         “Bye John.”
         I walked back to the arena, which wasn’t far, but was refused entry by the guardian of the backstage door who didn’t believe I was from MM. Fortunately my plight was noticed by Patsy Collins, who worked for Artists Services, bodyguards to the stars, who knew me from past encounters, and he eased my entry in a manner that comes naturally to straight-talking Cockneys built like brick shithouses. That night he was working for Bad Company, the headliners, whose customary professional but rather predictable set was sadly diminished by a surfeit of the local speciality, full-bodied red wine. I heard later that some of their entourage were involved in a bust-up in a restaurant in the town. No doubt Patsy sorted it out.
         Back at the festival the following morning I was wondering what the day would bring after yesterday’s adventures. I wasn’t to know it but I was to be knocked sideways by an act I hadn’t seen before, so to finish this little post I’ll quote my MM review verbatim:

Wilko and Lee on stage at Orange

         On paper, Saturday night looked to be the least attractive evening of the festival but it was, in fact, a triumph for Dr Feelgood, who received the biggest ovation of any act throughout the three days. Unfortunately, I missed John Martyn's opening set, but the general consensus of opinion was good by the time I arrived and the Feelgoods took the stage.
         The band, who had flown over in a small plane chartered by the festival promoters, were an absolute knock-out, providing an object lesson to bands who flounder in complexity for complexity's sake.
         The Feelgoods were so damn simple you just had to prick up your ears and listen as three-minute (!) songs were punched out with fire and drive and a certain amount of self-parody.
         The crowd erupted as they thundered along, never hesitating for a second, like an express train on a quick inter-city route. 'Doctor Feelgood' itself brought the audience to their feet, and they stayed up for the closing sequence of 'I'm A Hog For You Baby', 'There's A Riot Goin' On' and the closer 'Route 66'.
         For five minutes they cheered, but the Feelgoods never returned, and when the crew began to dismantle their equipment the cheers turned to hostile jeers and whistles. Procol Harum had the unenviable task of following, but the immediate danger was forestalled with a seemingly interminable pause between the two acts.
         Thus, when Procol finally appeared, well over an hour after Dr. Feelgood left, they were welcomed with a certain feeling of relief.

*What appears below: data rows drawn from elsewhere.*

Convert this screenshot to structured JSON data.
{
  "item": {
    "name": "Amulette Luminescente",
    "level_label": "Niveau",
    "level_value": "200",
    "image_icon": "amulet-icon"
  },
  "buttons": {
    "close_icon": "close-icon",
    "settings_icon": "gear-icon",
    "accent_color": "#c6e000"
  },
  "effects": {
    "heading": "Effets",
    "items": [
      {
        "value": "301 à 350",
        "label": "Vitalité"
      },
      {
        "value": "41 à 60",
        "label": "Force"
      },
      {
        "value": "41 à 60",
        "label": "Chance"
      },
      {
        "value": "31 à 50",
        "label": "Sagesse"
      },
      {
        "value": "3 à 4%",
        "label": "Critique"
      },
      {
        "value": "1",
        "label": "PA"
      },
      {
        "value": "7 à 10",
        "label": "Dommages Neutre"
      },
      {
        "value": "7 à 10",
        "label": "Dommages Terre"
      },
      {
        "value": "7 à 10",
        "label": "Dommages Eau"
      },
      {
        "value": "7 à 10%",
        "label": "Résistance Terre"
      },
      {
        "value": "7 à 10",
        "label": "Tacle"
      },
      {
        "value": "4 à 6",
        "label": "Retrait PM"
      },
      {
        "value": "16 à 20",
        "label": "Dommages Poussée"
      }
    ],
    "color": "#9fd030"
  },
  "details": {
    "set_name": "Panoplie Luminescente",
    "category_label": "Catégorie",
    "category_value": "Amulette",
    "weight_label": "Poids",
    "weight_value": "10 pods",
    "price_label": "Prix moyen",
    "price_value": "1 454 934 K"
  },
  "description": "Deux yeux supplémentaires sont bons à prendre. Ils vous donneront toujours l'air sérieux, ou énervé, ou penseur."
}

The next day, the Sunday, Lou Reed failed to appear which was a shame as I’d like to have contrasted his set with John Cale’s. Even better would have been them appearing together, but I’d have to wait until 1993 to see that.  

All images sourced from the internet.

No comments:

Post a Comment